*WORK INSTRUCTION*:
Pull every line with the word "Impairment" out of the entries below.

*DATA EXTRACTS*:
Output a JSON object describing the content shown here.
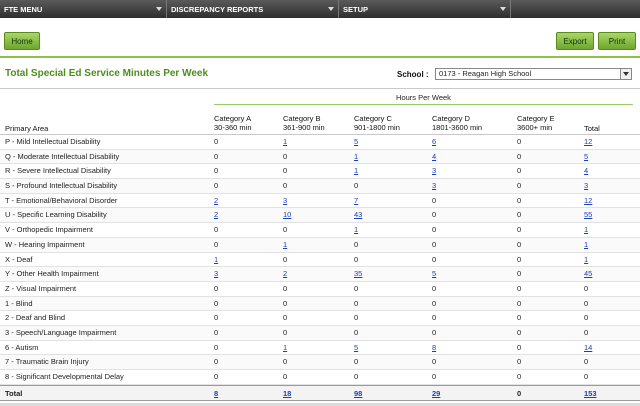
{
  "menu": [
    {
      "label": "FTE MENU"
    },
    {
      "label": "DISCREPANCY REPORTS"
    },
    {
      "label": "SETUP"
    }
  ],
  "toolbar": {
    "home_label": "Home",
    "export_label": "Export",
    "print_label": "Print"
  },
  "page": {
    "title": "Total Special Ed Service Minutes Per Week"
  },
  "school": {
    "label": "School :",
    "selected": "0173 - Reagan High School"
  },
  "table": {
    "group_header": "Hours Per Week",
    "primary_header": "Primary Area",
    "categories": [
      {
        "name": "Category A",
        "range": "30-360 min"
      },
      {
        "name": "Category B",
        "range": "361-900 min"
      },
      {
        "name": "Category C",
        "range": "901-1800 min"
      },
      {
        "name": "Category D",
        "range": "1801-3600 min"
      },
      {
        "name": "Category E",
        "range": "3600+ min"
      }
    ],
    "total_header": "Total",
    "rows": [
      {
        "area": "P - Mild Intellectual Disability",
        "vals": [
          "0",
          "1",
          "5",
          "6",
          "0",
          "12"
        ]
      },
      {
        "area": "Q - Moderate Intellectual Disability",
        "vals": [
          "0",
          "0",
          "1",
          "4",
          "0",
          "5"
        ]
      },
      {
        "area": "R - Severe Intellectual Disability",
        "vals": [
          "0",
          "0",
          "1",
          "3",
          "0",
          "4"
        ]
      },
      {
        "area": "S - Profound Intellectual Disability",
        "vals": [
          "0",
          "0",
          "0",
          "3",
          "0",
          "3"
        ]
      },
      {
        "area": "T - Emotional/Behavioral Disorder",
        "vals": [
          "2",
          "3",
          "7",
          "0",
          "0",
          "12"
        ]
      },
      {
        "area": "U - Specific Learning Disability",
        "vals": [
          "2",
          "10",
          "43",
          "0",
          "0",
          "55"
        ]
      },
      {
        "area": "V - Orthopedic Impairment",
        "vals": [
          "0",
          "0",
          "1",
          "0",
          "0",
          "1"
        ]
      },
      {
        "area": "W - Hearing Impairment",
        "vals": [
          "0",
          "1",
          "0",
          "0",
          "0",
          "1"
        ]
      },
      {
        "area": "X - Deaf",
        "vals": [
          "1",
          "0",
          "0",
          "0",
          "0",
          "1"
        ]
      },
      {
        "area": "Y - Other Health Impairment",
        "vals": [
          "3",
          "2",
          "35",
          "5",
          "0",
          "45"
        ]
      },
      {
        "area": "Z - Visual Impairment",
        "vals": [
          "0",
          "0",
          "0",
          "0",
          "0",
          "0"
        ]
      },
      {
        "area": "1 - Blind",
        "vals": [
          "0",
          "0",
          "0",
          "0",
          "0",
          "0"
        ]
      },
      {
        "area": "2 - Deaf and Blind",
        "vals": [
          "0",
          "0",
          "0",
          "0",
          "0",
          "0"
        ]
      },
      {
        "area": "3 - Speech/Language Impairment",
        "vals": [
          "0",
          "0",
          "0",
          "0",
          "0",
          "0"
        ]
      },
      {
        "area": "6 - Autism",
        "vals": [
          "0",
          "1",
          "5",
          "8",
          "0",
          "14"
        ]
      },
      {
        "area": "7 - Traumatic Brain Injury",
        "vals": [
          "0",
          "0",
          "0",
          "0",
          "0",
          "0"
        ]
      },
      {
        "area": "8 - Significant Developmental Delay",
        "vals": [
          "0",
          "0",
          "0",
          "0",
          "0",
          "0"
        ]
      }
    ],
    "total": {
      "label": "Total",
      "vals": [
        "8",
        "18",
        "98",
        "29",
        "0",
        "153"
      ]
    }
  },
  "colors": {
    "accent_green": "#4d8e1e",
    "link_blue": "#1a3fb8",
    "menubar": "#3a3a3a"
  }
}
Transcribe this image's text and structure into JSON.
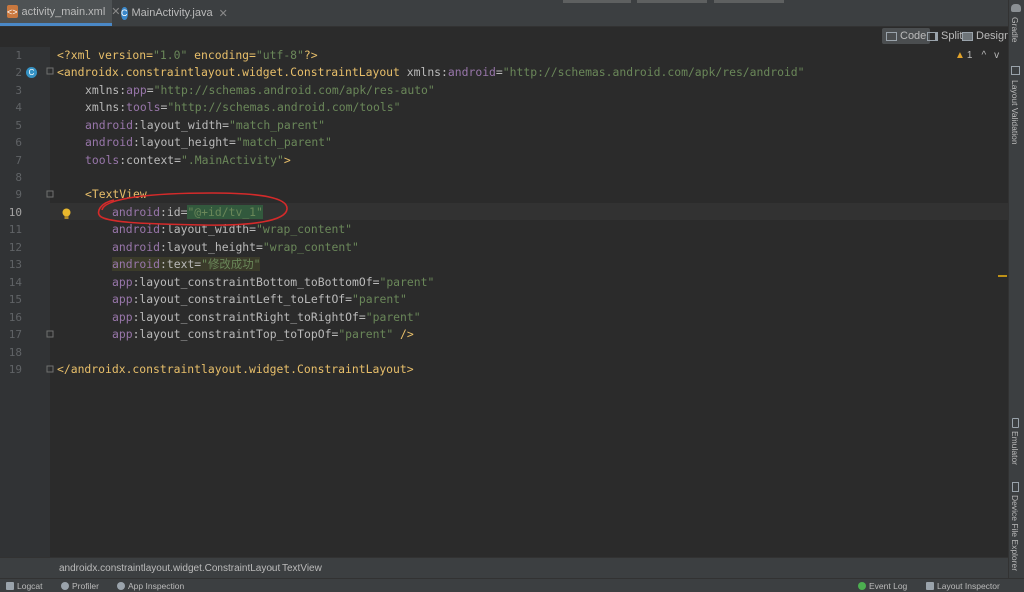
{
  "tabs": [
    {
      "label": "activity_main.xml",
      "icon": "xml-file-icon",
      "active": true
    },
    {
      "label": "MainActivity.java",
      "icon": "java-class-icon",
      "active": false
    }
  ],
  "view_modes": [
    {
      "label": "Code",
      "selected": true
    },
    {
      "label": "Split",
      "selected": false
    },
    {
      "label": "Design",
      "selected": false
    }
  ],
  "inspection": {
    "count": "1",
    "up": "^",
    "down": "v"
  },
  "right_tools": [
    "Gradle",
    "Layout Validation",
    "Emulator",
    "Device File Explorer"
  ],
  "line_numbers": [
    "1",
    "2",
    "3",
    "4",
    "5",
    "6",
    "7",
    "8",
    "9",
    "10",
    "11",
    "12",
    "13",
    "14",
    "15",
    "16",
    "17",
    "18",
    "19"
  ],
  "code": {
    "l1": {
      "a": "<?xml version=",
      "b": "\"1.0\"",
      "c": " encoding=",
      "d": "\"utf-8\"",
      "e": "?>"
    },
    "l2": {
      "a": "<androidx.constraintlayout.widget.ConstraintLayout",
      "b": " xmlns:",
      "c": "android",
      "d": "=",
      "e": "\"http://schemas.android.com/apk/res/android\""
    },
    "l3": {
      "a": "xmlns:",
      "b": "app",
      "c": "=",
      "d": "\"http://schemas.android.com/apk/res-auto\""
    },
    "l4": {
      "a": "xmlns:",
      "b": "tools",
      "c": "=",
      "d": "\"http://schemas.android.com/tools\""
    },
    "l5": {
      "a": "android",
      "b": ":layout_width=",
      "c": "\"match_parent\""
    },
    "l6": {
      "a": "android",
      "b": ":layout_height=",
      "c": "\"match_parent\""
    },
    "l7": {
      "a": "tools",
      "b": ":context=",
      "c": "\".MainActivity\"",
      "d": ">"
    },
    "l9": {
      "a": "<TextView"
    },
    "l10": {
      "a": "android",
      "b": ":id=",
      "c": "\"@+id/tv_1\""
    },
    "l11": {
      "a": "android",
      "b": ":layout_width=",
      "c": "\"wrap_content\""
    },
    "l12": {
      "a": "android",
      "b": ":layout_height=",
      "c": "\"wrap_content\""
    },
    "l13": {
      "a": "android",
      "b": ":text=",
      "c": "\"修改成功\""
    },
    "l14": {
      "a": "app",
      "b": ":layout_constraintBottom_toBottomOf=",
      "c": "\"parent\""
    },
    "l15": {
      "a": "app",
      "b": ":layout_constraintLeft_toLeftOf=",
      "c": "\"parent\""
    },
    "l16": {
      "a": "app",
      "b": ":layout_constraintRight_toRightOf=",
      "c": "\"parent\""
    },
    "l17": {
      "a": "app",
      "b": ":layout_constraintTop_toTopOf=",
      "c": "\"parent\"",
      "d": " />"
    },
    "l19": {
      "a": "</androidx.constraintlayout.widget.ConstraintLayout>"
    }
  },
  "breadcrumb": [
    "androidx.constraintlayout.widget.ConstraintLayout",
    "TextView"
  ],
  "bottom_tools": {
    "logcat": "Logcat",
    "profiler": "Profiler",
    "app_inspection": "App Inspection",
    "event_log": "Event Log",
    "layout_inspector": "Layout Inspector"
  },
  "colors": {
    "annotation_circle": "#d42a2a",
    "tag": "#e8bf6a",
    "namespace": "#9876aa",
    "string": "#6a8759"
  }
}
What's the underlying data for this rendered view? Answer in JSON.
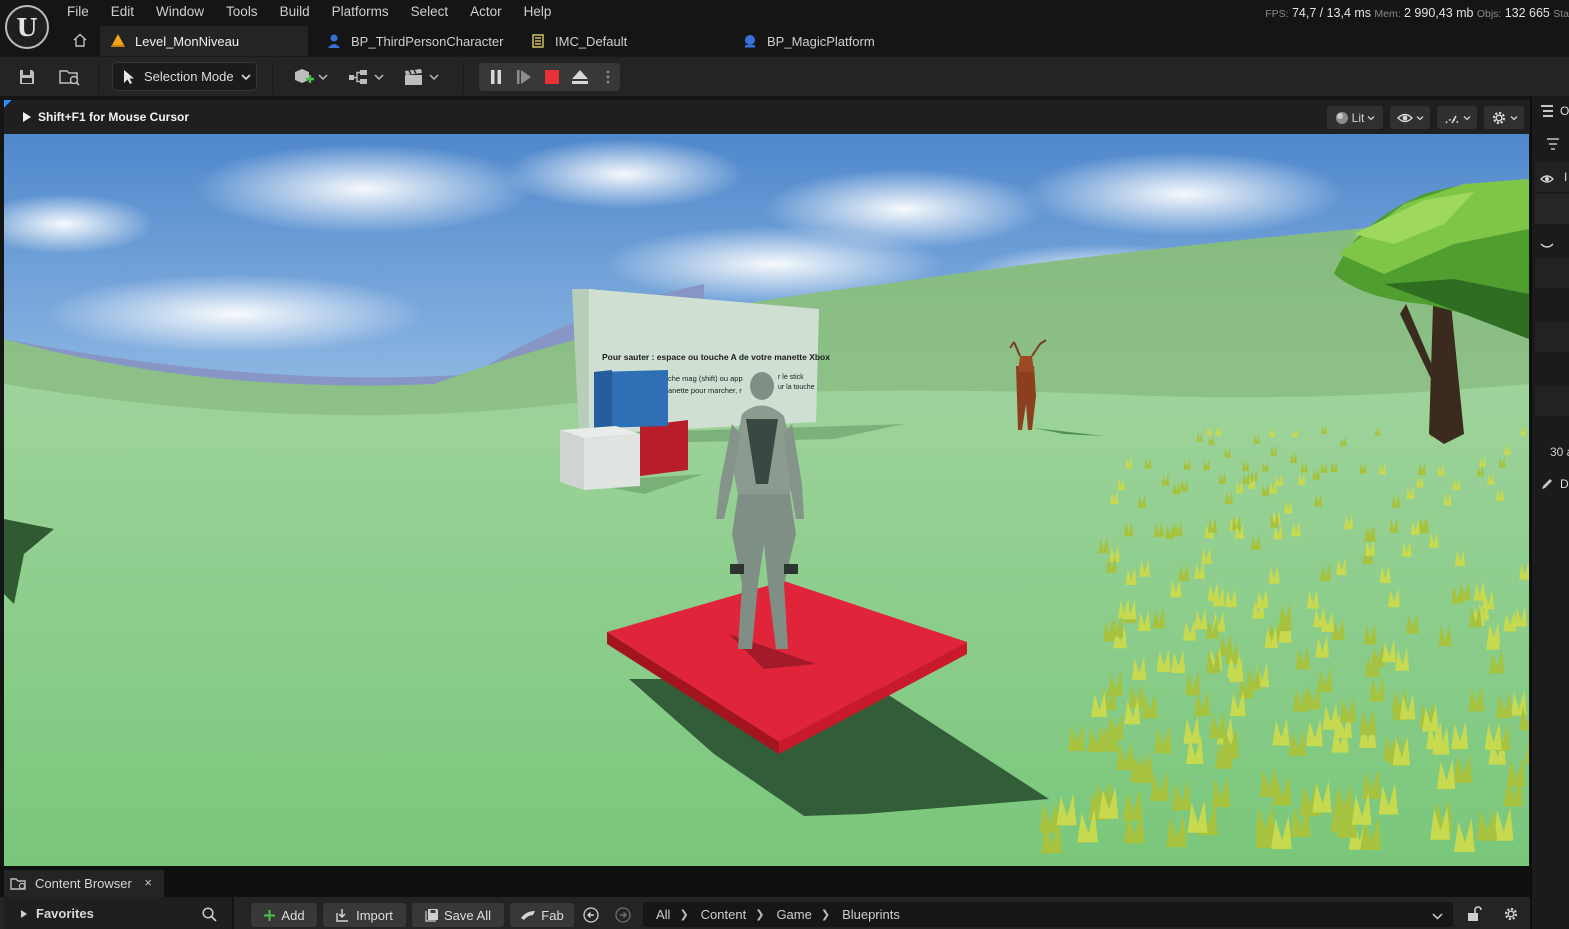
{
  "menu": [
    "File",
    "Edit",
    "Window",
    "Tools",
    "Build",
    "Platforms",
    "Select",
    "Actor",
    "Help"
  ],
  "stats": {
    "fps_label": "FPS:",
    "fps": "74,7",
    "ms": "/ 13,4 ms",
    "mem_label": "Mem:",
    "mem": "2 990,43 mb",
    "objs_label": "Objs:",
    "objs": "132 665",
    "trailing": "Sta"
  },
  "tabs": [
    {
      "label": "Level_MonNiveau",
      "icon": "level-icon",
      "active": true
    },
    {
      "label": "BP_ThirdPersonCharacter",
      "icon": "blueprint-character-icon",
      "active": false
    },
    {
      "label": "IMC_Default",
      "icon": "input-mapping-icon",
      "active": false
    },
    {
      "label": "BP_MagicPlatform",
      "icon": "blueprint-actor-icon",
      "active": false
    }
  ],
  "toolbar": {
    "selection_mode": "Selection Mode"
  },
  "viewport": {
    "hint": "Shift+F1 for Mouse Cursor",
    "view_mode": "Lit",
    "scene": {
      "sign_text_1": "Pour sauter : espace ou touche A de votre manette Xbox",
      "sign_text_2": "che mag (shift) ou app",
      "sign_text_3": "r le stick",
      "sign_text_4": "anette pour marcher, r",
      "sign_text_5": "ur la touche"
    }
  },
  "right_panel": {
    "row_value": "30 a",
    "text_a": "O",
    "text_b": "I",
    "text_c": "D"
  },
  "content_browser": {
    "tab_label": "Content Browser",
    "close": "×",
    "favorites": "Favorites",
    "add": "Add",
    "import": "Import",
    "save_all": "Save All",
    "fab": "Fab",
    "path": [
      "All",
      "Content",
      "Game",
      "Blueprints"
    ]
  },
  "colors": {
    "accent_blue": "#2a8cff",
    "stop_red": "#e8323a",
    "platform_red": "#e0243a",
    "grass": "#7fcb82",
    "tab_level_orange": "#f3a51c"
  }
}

*EXERCISE RESPONSE*:
        "area": "V - Orthopedic Impairment",
        "area": "W - Hearing Impairment",
        "area": "Y - Other Health Impairment",
        "area": "Z - Visual Impairment",
        "area": "3 - Speech/Language Impairment",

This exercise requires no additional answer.